A child embarks on an imaginary international journey, using many conveyances, in recalling all the items lost on previous trips.
The text, originally French, is in four-line stanzas, mostly in an aabb rhyming pattern, that are occasionally awkward in English: “In the deep, black waters of Loch Ness, / my mind wandered off and I forgot my address! / When I saw a yeti trying to get a fishy bite, / my stomach floated off and I lost my appetite.” In the accompanying spread, the child helms a yellow submarine, a green Nessie swims nearby, and a large white creature on a boat tries to grab fish with a net. Two fish have some writing on their bodies: the forgotten address? Happily, there appears to be no image of the stomach or the appetite that has floated off. Although the last page, with its short list of facts about some places mentioned, instructs readers to look for the lost items, some ephemeral items seem impossible to find. Concrete objects can be found with close looking: a jacket at the bottom of the Grand Canyon, a scarf around the neck of the Statue of Liberty, both mentioned in the accompanying text. Some items are more metaphorical. Can readers “find my mind” as the girl requests, when she ventures into outer space?

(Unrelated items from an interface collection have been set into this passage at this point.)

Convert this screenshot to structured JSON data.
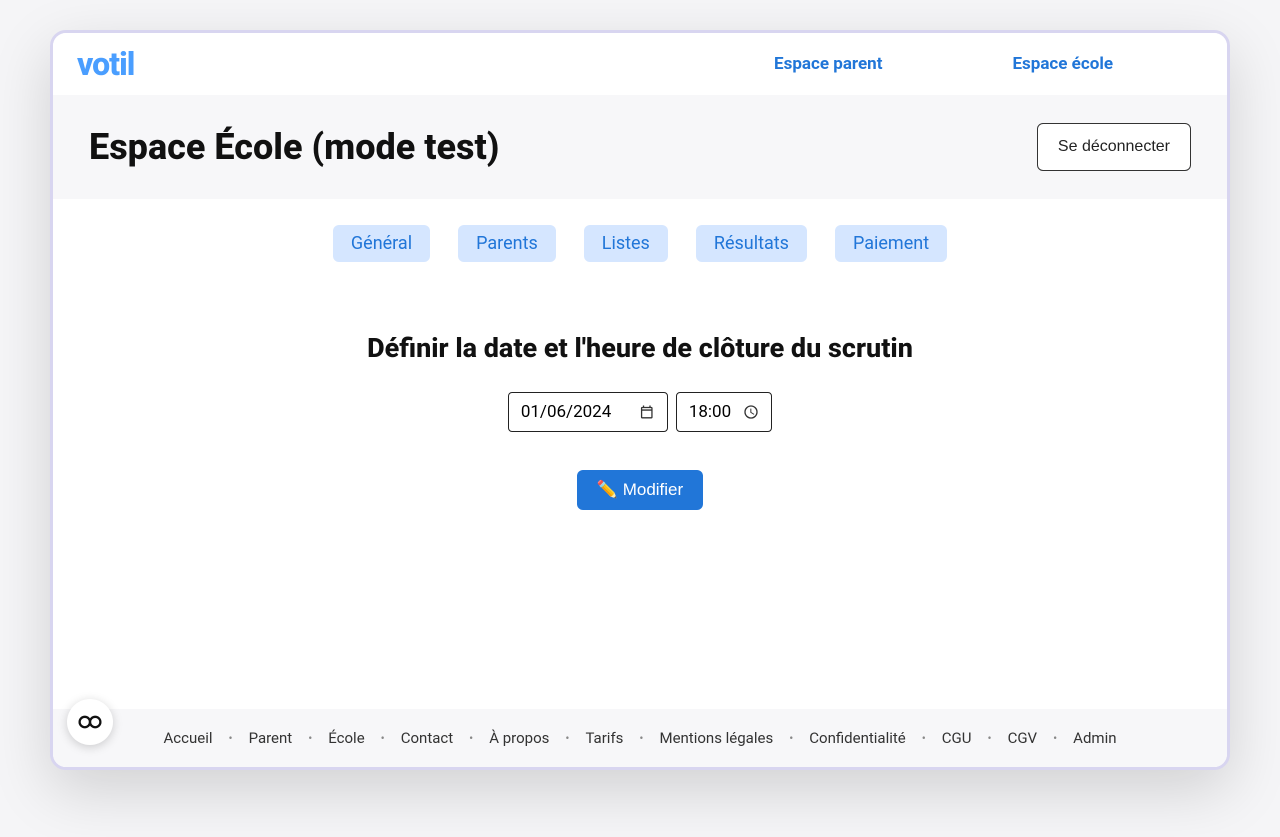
{
  "logo": "votil",
  "top_nav": {
    "parent": "Espace parent",
    "school": "Espace école"
  },
  "header": {
    "title": "Espace École (mode test)",
    "logout": "Se déconnecter"
  },
  "tabs": {
    "general": "Général",
    "parents": "Parents",
    "lists": "Listes",
    "results": "Résultats",
    "payment": "Paiement"
  },
  "main": {
    "heading": "Définir la date et l'heure de clôture du scrutin",
    "date_value": "01/06/2024",
    "time_value": "18:00",
    "modify_label": "✏️ Modifier"
  },
  "footer": {
    "links": {
      "home": "Accueil",
      "parent": "Parent",
      "school": "École",
      "contact": "Contact",
      "about": "À propos",
      "pricing": "Tarifs",
      "legal": "Mentions légales",
      "privacy": "Confidentialité",
      "cgu": "CGU",
      "cgv": "CGV",
      "admin": "Admin"
    }
  }
}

Although the whimsical multimedia illustrations are often engaging, this world journey offers little engagement with people and a very cursory view of iconic sights.
This is one journey to skip. (Picture book. 5-7)